Stored entries
◇ ◇ ◇ ◇ ◇

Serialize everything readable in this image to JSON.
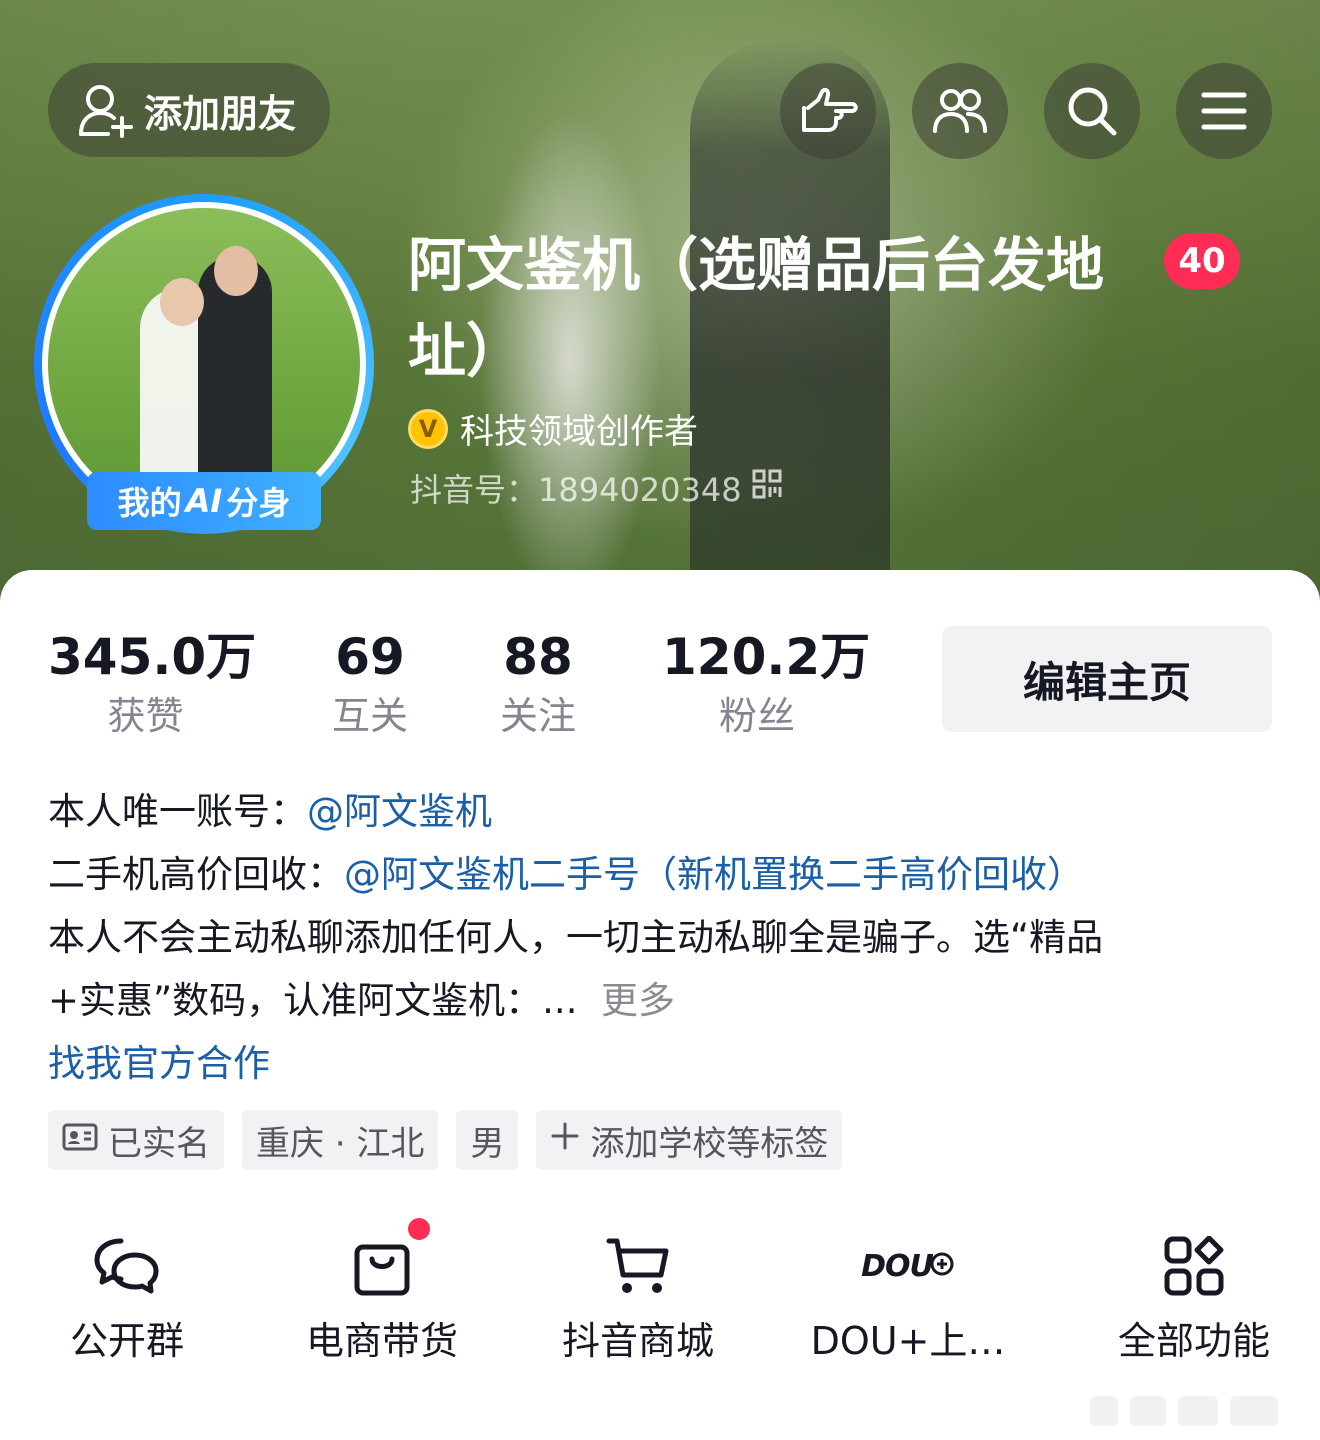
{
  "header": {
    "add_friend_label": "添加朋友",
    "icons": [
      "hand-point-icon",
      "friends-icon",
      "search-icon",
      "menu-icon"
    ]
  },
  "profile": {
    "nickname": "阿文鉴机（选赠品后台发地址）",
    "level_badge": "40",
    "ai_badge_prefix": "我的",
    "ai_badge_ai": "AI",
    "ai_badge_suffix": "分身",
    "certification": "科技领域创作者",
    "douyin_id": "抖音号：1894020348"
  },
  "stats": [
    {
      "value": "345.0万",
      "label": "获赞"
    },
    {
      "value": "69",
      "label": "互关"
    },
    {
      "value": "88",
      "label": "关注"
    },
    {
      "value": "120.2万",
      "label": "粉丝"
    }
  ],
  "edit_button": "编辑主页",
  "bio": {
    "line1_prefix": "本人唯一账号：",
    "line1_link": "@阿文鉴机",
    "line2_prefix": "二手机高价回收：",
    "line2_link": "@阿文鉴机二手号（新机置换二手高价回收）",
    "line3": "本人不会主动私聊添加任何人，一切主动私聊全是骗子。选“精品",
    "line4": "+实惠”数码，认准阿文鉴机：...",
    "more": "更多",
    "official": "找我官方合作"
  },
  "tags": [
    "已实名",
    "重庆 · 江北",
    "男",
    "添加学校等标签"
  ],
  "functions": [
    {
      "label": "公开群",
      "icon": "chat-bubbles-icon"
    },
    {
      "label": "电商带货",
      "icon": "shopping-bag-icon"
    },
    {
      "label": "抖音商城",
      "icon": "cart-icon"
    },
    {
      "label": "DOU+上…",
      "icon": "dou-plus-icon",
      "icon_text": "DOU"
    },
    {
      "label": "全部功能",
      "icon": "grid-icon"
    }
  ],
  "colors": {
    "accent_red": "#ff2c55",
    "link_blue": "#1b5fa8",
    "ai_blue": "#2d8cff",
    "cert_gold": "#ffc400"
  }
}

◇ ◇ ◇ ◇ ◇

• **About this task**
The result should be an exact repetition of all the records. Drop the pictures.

• **Problem solution**
Serialize everything readable in this image to JSON.
{
  "header": {
    "add_friend_label": "添加朋友",
    "icons": [
      "hand-point-icon",
      "friends-icon",
      "search-icon",
      "menu-icon"
    ]
  },
  "profile": {
    "nickname": "阿文鉴机（选赠品后台发地址）",
    "level_badge": "40",
    "ai_badge_prefix": "我的",
    "ai_badge_ai": "AI",
    "ai_badge_suffix": "分身",
    "certification": "科技领域创作者",
    "douyin_id": "抖音号：1894020348"
  },
  "stats": [
    {
      "value": "345.0万",
      "label": "获赞"
    },
    {
      "value": "69",
      "label": "互关"
    },
    {
      "value": "88",
      "label": "关注"
    },
    {
      "value": "120.2万",
      "label": "粉丝"
    }
  ],
  "edit_button": "编辑主页",
  "bio": {
    "line1_prefix": "本人唯一账号：",
    "line1_link": "@阿文鉴机",
    "line2_prefix": "二手机高价回收：",
    "line2_link": "@阿文鉴机二手号（新机置换二手高价回收）",
    "line3": "本人不会主动私聊添加任何人，一切主动私聊全是骗子。选“精品",
    "line4": "+实惠”数码，认准阿文鉴机：...",
    "more": "更多",
    "official": "找我官方合作"
  },
  "tags": [
    "已实名",
    "重庆 · 江北",
    "男",
    "添加学校等标签"
  ],
  "functions": [
    {
      "label": "公开群",
      "icon": "chat-bubbles-icon"
    },
    {
      "label": "电商带货",
      "icon": "shopping-bag-icon"
    },
    {
      "label": "抖音商城",
      "icon": "cart-icon"
    },
    {
      "label": "DOU+上…",
      "icon": "dou-plus-icon",
      "icon_text": "DOU"
    },
    {
      "label": "全部功能",
      "icon": "grid-icon"
    }
  ],
  "colors": {
    "accent_red": "#ff2c55",
    "link_blue": "#1b5fa8",
    "ai_blue": "#2d8cff",
    "cert_gold": "#ffc400"
  }
}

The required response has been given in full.